> [Source data]:
####

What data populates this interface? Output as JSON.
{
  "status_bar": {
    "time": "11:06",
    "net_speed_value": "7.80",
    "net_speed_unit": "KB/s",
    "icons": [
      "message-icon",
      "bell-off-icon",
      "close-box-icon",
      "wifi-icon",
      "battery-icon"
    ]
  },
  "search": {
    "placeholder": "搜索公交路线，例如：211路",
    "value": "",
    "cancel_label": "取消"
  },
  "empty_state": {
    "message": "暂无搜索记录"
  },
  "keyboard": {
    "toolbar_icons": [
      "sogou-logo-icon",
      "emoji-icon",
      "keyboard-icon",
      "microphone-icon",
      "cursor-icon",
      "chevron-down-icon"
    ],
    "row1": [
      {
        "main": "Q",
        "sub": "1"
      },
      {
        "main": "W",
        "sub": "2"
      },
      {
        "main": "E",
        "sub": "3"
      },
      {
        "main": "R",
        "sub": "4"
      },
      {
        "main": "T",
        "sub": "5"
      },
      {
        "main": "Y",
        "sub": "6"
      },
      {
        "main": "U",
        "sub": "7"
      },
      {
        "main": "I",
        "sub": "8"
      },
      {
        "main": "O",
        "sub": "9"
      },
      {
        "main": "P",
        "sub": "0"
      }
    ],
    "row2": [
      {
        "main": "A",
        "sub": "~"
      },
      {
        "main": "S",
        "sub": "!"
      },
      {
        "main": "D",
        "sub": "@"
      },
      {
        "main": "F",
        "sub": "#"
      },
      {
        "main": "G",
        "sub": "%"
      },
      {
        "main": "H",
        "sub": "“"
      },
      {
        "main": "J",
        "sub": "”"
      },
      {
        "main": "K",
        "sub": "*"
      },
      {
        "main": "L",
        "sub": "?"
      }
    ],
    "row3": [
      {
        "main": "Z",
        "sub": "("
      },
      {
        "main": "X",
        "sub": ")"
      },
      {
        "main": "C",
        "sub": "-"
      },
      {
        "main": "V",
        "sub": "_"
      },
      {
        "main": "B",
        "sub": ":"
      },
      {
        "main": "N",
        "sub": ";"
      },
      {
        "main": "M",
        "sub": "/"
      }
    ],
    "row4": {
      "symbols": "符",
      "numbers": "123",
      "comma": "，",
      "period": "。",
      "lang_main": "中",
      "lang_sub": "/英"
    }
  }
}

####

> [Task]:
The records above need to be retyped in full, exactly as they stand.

> [Reply to the exercise]:
What data populates this interface? Output as JSON.
{
  "status_bar": {
    "time": "11:06",
    "net_speed_value": "7.80",
    "net_speed_unit": "KB/s",
    "icons": [
      "message-icon",
      "bell-off-icon",
      "close-box-icon",
      "wifi-icon",
      "battery-icon"
    ]
  },
  "search": {
    "placeholder": "搜索公交路线，例如：211路",
    "value": "",
    "cancel_label": "取消"
  },
  "empty_state": {
    "message": "暂无搜索记录"
  },
  "keyboard": {
    "toolbar_icons": [
      "sogou-logo-icon",
      "emoji-icon",
      "keyboard-icon",
      "microphone-icon",
      "cursor-icon",
      "chevron-down-icon"
    ],
    "row1": [
      {
        "main": "Q",
        "sub": "1"
      },
      {
        "main": "W",
        "sub": "2"
      },
      {
        "main": "E",
        "sub": "3"
      },
      {
        "main": "R",
        "sub": "4"
      },
      {
        "main": "T",
        "sub": "5"
      },
      {
        "main": "Y",
        "sub": "6"
      },
      {
        "main": "U",
        "sub": "7"
      },
      {
        "main": "I",
        "sub": "8"
      },
      {
        "main": "O",
        "sub": "9"
      },
      {
        "main": "P",
        "sub": "0"
      }
    ],
    "row2": [
      {
        "main": "A",
        "sub": "~"
      },
      {
        "main": "S",
        "sub": "!"
      },
      {
        "main": "D",
        "sub": "@"
      },
      {
        "main": "F",
        "sub": "#"
      },
      {
        "main": "G",
        "sub": "%"
      },
      {
        "main": "H",
        "sub": "“"
      },
      {
        "main": "J",
        "sub": "”"
      },
      {
        "main": "K",
        "sub": "*"
      },
      {
        "main": "L",
        "sub": "?"
      }
    ],
    "row3": [
      {
        "main": "Z",
        "sub": "("
      },
      {
        "main": "X",
        "sub": ")"
      },
      {
        "main": "C",
        "sub": "-"
      },
      {
        "main": "V",
        "sub": "_"
      },
      {
        "main": "B",
        "sub": ":"
      },
      {
        "main": "N",
        "sub": ";"
      },
      {
        "main": "M",
        "sub": "/"
      }
    ],
    "row4": {
      "symbols": "符",
      "numbers": "123",
      "comma": "，",
      "period": "。",
      "lang_main": "中",
      "lang_sub": "/英"
    }
  }
}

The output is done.